So where does AEGIS, the protector, fit into this complex relationship?

AEGIS exists to support schools and Guardianship Organisations to promote the welfare of overseas boys and girls studying in the UK.  Independent, trained inspectors collaborating with AEGIS have developed a framework for the rigorous inspection and ultimate accreditation of Guardianship Organisations.  By seeking to uphold the highest level of care of overseas students in accordance with a strict code of practice and current Child Protection legislation, AEGIS  endorses those Guardianship Organisations which want to be recognised by students, parents and schools as offering  a protective shield  beyond reproach.
 Member Guardianship Organisations support the work of AEGIS through an annual membership fee, as do many schools.  The collaboration between Guardianship Organisations and schools has but one purpose:  to set up that quality shield and protection of the highest care at all times for overseas students in UK schools.  Schools benefit as much from the work of AEGIS as Guardianship Organisations do, and by becoming AEGIS  members, schools are subscribing to a vital component in the care of overseas students at school in the UK. More and more schools now insist through their Guardianship Policies that only AEGIS accredited Guardianship Organisations or an appropriate close relative be appointed to care for their child. For the school the risk of losing its sponsorship licence is only too real.  Ultimately this could be catastrophic for the schools involved whatever the size of their international student cohort.

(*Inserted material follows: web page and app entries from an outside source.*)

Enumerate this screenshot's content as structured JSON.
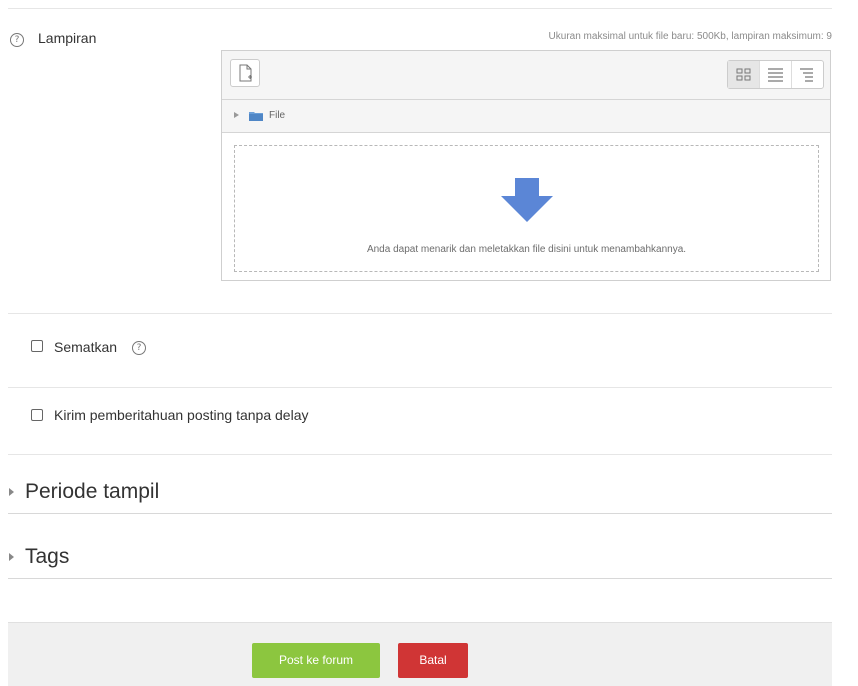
{
  "attachments": {
    "label": "Lampiran",
    "limit_text": "Ukuran maksimal untuk file baru: 500Kb, lampiran maksimum: 9",
    "path_label": "File",
    "drop_text": "Anda dapat menarik dan meletakkan file disini untuk menambahkannya."
  },
  "options": {
    "pin_label": "Sematkan",
    "notify_label": "Kirim pemberitahuan posting tanpa delay"
  },
  "sections": {
    "display_period": "Periode tampil",
    "tags": "Tags"
  },
  "buttons": {
    "post": "Post ke forum",
    "cancel": "Batal"
  },
  "colors": {
    "post_button": "#8cc63f",
    "cancel_button": "#d03535",
    "arrow": "#5b86d6"
  },
  "icons": {
    "help": "question-circle-icon",
    "add_file": "file-add-icon",
    "grid": "grid-view-icon",
    "list": "list-view-icon",
    "tree": "tree-view-icon",
    "folder": "folder-icon",
    "drop": "down-arrow-icon"
  }
}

Therefore it is not only the student who needs safeguarding, it is the school and its boarding provision as well.